(Records from a dataset)
■ ■ ■ ■
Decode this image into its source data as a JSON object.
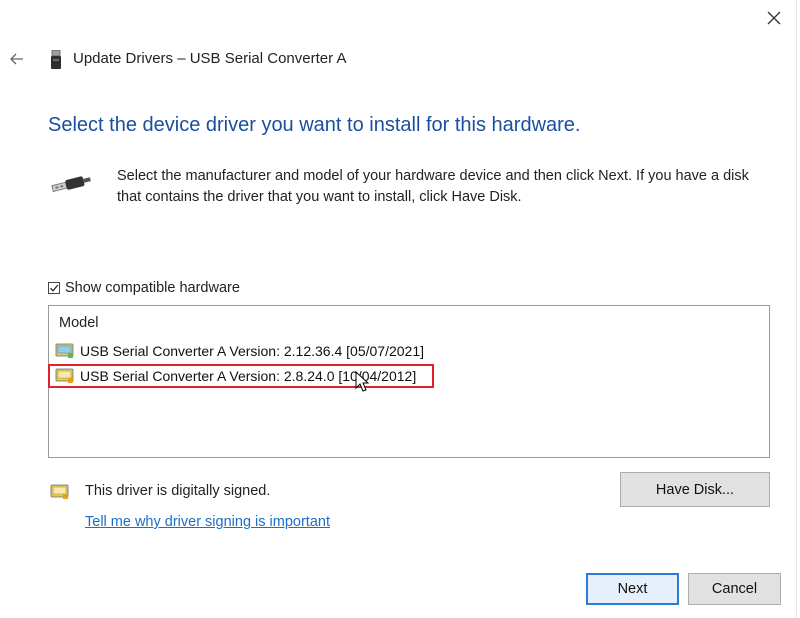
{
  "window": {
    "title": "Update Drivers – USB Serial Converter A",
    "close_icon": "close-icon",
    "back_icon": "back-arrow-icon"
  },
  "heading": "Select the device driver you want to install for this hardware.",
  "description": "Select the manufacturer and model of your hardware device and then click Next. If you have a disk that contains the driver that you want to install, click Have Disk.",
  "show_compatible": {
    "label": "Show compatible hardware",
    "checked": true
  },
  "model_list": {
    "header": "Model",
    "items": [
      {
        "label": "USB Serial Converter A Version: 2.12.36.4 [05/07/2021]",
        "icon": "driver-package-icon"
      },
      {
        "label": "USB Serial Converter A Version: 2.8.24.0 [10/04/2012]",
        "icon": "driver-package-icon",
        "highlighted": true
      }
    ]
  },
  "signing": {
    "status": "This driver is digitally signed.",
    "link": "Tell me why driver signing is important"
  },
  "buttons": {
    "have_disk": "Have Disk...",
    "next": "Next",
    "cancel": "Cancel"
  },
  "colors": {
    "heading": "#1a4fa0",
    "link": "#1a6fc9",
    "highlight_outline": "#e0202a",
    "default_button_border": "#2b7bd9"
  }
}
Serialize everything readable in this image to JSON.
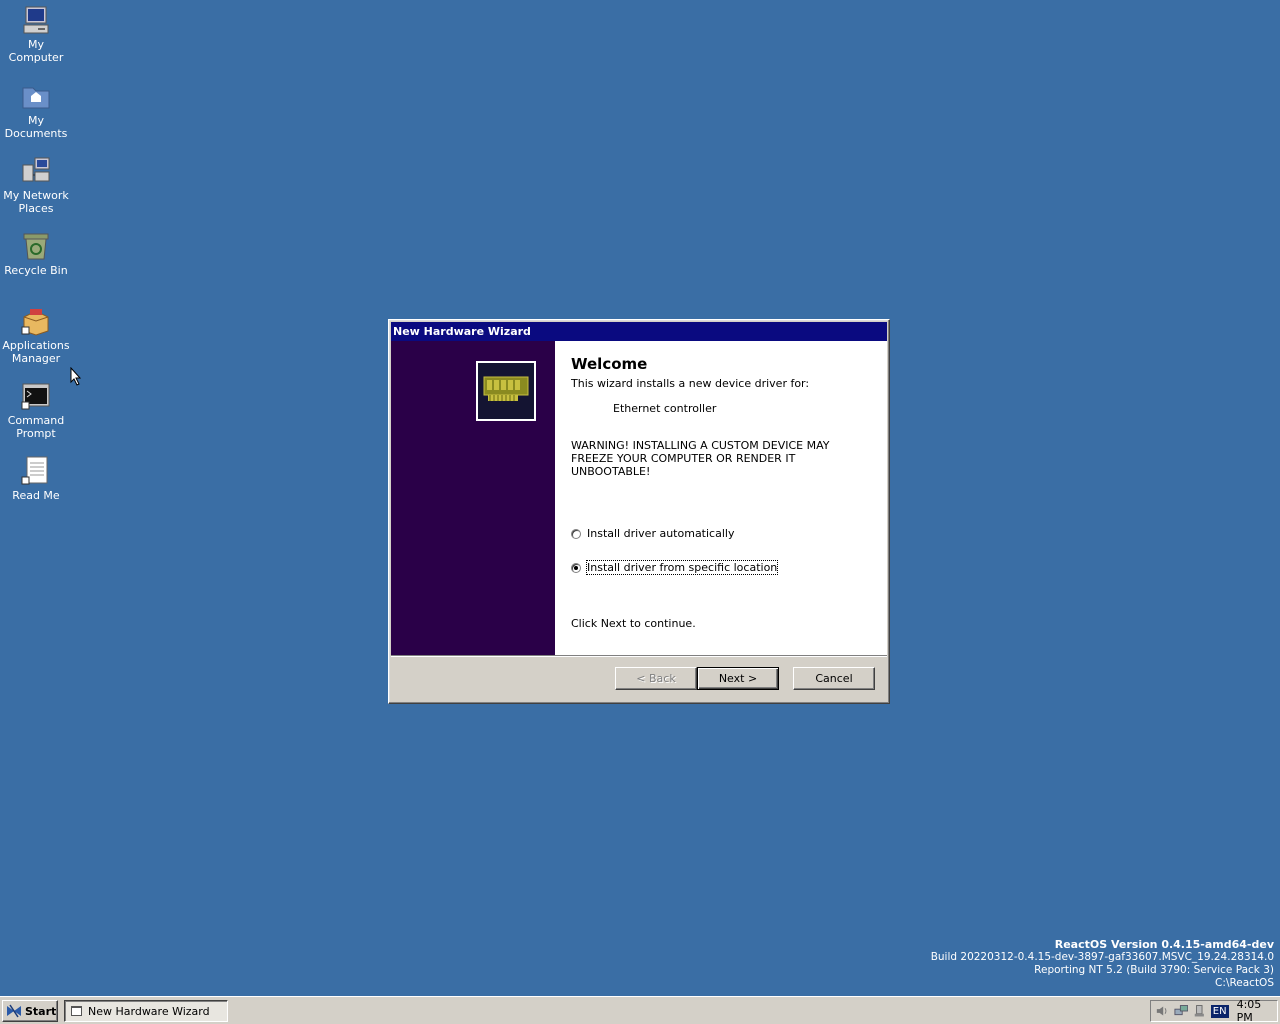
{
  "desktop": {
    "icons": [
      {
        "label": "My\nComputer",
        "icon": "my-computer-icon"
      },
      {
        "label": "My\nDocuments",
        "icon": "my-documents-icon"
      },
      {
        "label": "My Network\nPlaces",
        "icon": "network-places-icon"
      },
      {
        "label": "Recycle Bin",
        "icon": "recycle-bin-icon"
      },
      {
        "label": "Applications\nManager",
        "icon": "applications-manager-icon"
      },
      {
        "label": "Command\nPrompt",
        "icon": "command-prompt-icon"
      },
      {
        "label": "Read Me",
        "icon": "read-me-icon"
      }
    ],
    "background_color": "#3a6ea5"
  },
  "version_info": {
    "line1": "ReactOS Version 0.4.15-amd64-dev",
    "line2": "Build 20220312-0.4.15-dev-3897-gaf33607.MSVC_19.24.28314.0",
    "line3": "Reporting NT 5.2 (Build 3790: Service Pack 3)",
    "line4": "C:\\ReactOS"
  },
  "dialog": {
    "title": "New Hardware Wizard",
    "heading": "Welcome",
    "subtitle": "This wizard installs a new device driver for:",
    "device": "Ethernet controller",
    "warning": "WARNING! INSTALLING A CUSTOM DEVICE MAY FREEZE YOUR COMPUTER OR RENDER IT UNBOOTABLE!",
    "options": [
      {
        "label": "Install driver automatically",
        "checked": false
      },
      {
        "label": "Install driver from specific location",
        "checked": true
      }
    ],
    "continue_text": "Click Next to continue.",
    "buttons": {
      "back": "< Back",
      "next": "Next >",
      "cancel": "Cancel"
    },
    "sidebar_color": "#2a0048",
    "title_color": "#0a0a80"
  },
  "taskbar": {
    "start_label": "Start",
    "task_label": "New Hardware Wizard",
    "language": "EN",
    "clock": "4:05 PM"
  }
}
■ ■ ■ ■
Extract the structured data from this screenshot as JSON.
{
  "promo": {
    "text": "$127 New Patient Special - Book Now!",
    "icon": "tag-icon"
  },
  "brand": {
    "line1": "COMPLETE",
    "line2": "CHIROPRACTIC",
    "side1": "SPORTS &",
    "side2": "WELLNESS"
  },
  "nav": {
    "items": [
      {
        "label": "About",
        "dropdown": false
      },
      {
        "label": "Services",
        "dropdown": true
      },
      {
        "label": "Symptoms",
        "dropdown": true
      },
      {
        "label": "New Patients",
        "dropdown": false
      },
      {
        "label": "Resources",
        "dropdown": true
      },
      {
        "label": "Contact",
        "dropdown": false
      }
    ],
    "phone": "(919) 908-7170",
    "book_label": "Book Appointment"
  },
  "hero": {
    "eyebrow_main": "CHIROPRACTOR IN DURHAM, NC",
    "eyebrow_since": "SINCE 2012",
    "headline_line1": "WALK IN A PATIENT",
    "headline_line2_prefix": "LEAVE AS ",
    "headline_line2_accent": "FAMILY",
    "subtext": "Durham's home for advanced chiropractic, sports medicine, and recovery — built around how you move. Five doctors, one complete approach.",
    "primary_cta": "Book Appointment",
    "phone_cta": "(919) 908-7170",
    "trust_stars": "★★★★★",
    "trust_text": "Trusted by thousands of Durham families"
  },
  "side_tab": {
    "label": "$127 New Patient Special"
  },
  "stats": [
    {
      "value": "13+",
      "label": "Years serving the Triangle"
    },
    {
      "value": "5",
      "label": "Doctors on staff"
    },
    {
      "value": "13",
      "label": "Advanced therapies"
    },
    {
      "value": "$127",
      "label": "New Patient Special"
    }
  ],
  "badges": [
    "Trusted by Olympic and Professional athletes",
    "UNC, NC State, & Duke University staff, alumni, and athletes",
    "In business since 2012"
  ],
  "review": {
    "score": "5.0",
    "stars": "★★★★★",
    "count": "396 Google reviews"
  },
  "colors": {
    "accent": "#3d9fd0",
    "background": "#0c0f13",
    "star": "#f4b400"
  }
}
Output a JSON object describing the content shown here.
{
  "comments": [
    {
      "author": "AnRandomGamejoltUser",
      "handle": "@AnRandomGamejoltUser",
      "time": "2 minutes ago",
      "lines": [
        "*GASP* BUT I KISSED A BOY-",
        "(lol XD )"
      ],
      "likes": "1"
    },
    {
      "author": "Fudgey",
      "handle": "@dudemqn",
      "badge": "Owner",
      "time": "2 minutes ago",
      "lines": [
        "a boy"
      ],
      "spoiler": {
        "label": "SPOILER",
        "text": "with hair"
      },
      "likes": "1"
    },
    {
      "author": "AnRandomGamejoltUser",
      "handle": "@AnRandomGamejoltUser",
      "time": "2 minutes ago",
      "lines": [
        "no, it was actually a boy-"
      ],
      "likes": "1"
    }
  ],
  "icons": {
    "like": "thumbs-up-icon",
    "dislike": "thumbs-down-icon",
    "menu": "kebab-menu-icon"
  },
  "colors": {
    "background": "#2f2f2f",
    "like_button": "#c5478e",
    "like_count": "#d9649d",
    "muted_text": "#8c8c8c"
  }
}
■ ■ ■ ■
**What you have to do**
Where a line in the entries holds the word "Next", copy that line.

**Solution for this problem**
  "description": "Select the manufacturer and model of your hardware device and then click Next. If you have a disk that contains the driver that you want to install, click Have Disk.",
    "next": "Next",
    "continue_text": "Click Next to continue.",
      "next": "Next >",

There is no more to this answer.